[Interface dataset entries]
=== Begin Enclosure ===
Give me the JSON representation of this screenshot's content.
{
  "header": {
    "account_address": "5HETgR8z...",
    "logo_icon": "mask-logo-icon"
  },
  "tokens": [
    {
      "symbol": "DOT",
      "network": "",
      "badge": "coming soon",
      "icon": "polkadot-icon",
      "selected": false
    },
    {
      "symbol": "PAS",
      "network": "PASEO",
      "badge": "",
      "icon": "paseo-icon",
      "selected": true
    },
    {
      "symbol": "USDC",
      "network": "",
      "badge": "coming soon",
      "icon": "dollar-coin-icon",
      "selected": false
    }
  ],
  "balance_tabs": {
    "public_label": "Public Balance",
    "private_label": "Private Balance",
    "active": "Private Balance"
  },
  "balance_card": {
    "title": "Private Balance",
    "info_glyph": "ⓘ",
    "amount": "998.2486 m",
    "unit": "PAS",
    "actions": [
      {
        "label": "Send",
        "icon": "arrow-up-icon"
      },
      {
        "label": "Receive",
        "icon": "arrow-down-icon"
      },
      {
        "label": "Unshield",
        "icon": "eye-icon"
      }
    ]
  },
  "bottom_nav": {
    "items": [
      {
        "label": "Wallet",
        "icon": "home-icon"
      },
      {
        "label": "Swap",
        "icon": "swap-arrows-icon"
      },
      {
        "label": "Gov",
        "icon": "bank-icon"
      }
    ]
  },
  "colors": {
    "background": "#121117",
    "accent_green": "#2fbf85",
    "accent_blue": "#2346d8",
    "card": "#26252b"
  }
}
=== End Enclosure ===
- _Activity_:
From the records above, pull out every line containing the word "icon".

- _Finished task_:
    "logo_icon": "mask-logo-icon"
      "icon": "polkadot-icon",
      "icon": "paseo-icon",
      "icon": "dollar-coin-icon",
        "icon": "arrow-up-icon"
        "icon": "arrow-down-icon"
        "icon": "eye-icon"
        "icon": "home-icon"
        "icon": "swap-arrows-icon"
        "icon": "bank-icon"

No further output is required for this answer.